=== Records for the task ===
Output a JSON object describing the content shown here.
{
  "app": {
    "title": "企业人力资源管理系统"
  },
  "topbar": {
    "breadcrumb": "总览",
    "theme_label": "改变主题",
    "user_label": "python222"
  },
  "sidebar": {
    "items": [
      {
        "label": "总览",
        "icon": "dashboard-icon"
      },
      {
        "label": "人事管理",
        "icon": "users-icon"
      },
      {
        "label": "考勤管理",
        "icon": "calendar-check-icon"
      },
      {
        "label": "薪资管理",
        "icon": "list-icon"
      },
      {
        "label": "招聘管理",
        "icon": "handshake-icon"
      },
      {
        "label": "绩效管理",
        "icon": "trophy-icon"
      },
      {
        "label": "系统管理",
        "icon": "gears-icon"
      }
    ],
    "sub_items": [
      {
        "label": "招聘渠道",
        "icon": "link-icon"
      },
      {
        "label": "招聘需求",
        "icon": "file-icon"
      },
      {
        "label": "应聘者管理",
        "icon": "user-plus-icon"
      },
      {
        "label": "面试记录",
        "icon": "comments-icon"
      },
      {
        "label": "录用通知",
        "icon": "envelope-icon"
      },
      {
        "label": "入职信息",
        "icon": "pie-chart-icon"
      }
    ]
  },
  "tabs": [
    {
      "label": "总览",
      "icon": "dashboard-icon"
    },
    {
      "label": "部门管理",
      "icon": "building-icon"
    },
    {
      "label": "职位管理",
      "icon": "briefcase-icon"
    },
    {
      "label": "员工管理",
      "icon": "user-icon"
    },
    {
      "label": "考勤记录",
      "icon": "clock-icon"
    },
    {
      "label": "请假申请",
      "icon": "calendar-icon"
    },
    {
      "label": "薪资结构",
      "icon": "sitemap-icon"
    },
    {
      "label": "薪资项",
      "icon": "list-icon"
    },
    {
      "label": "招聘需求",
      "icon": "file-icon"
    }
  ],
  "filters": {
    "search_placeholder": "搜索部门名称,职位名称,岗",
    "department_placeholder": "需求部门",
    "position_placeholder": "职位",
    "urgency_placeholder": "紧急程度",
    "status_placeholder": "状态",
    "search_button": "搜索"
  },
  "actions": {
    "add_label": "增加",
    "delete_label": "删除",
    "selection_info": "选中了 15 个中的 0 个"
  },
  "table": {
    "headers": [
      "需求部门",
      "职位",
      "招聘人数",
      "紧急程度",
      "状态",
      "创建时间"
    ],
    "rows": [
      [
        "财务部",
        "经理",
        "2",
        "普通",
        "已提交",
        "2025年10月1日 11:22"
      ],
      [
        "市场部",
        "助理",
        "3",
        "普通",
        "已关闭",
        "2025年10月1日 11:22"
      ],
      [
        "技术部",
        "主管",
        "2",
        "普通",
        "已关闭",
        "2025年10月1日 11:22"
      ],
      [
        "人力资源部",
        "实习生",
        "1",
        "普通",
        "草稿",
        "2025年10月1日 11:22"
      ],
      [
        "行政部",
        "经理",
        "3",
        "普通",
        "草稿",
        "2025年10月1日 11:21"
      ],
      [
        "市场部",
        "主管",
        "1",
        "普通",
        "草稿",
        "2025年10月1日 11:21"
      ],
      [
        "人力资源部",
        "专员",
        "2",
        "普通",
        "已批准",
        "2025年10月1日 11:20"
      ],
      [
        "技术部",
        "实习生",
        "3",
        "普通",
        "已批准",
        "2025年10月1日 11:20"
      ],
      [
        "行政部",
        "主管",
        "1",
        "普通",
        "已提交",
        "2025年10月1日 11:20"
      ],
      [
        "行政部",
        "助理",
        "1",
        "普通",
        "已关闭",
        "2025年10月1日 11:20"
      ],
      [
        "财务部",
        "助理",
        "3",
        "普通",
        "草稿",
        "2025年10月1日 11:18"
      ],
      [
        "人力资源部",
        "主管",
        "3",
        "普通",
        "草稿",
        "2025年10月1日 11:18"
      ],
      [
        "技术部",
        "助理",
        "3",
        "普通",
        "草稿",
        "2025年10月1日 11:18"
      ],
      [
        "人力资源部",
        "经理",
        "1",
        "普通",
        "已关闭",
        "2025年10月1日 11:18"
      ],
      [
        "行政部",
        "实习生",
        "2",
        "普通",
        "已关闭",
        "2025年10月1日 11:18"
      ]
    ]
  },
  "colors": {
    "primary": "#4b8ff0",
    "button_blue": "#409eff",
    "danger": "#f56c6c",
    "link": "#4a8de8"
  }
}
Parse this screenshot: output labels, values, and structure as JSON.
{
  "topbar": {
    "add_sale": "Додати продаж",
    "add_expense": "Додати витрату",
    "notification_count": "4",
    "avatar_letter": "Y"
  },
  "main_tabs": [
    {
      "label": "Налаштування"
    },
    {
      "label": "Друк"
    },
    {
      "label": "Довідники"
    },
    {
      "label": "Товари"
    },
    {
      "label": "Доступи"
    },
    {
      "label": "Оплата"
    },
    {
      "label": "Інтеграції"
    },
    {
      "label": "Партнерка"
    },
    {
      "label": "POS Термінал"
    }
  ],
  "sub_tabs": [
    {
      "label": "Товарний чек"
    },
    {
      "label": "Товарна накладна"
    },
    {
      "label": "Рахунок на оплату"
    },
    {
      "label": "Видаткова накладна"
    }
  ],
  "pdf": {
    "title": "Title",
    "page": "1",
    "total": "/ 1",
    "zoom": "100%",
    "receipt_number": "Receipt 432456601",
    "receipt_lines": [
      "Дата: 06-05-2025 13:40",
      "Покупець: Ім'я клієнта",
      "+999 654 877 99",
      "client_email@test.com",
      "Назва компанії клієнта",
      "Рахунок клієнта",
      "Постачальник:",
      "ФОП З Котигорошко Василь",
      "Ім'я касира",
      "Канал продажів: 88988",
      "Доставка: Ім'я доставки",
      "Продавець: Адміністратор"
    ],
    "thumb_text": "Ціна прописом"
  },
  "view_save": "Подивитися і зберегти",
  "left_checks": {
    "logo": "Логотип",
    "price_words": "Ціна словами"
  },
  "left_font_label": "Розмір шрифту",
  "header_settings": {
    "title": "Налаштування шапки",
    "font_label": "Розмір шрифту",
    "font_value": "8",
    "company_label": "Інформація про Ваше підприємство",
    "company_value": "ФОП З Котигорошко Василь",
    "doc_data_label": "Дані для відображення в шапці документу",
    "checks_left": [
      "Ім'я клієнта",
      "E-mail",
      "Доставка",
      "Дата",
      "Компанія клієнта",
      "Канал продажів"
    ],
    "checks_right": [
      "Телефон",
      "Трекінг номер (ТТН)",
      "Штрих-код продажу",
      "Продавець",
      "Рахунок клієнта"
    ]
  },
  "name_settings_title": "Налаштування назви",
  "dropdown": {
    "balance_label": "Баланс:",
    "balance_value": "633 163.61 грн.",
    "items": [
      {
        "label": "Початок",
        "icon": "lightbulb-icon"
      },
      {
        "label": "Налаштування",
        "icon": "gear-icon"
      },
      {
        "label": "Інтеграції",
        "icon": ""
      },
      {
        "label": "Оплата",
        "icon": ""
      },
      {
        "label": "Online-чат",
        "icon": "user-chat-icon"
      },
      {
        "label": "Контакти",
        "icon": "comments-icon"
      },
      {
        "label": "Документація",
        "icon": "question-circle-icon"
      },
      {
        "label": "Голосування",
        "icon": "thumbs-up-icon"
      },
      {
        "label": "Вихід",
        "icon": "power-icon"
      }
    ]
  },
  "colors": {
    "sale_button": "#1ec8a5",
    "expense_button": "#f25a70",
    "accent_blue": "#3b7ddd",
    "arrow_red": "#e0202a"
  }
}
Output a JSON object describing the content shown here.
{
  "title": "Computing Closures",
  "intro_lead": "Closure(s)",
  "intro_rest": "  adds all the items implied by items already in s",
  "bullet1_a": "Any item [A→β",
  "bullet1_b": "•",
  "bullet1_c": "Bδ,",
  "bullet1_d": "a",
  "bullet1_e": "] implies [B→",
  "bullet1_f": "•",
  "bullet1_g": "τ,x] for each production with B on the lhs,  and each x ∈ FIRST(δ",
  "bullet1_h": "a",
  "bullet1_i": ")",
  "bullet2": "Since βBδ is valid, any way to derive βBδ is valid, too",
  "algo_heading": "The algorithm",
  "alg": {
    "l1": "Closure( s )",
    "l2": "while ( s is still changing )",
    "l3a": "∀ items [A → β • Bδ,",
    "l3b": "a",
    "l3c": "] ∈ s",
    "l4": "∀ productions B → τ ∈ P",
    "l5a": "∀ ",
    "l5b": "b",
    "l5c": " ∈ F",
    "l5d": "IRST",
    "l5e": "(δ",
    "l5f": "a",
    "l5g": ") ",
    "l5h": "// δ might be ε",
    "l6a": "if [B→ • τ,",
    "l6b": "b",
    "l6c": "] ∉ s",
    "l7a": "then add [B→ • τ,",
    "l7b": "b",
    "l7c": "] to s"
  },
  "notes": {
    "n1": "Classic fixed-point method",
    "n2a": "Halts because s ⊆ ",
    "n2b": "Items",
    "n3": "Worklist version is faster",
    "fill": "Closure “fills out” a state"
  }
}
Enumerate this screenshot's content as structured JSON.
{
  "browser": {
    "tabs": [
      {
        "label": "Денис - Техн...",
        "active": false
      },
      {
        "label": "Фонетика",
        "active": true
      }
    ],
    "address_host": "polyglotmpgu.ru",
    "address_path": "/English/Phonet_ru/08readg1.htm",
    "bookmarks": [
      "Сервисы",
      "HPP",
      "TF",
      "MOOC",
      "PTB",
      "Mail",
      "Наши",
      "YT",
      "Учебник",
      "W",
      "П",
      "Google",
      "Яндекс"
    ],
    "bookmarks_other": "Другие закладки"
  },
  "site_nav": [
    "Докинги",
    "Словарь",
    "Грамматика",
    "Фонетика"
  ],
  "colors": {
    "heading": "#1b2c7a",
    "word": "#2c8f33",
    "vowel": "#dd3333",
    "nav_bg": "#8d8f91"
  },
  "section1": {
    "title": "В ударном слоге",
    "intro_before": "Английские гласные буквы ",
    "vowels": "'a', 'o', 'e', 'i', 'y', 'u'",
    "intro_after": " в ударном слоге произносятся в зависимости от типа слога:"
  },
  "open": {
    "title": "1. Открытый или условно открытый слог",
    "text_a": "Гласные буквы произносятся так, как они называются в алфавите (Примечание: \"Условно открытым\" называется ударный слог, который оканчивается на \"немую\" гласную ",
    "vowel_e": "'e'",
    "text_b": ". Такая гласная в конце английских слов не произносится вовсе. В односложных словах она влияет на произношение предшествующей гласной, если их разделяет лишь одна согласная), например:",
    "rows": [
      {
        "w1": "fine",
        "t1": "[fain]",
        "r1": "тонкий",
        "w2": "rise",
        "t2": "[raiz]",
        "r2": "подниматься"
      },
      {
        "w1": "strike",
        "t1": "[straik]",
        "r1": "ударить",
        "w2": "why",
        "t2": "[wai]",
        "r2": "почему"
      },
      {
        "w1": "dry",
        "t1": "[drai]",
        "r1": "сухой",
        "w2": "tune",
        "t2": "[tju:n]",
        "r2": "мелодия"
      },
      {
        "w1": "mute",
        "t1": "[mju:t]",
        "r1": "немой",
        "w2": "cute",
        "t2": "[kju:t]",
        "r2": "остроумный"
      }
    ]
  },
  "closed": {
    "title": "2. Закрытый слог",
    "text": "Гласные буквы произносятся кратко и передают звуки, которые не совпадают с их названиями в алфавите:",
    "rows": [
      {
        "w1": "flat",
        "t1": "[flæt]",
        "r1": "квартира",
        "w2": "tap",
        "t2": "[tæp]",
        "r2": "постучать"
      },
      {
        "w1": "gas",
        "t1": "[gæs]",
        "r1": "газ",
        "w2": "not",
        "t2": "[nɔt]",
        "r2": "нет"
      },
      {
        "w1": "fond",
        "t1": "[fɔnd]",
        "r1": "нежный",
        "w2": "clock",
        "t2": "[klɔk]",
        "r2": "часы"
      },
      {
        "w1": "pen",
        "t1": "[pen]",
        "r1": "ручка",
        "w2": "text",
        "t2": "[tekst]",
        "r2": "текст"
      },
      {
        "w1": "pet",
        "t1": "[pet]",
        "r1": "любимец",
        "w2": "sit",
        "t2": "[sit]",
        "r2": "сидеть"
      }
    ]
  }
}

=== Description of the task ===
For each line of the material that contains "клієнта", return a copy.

=== Response to the task ===
      "Покупець: Ім'я клієнта",
      "Назва компанії клієнта",
      "Рахунок клієнта",
      "Ім'я клієнта",
      "Компанія клієнта",
      "Рахунок клієнта"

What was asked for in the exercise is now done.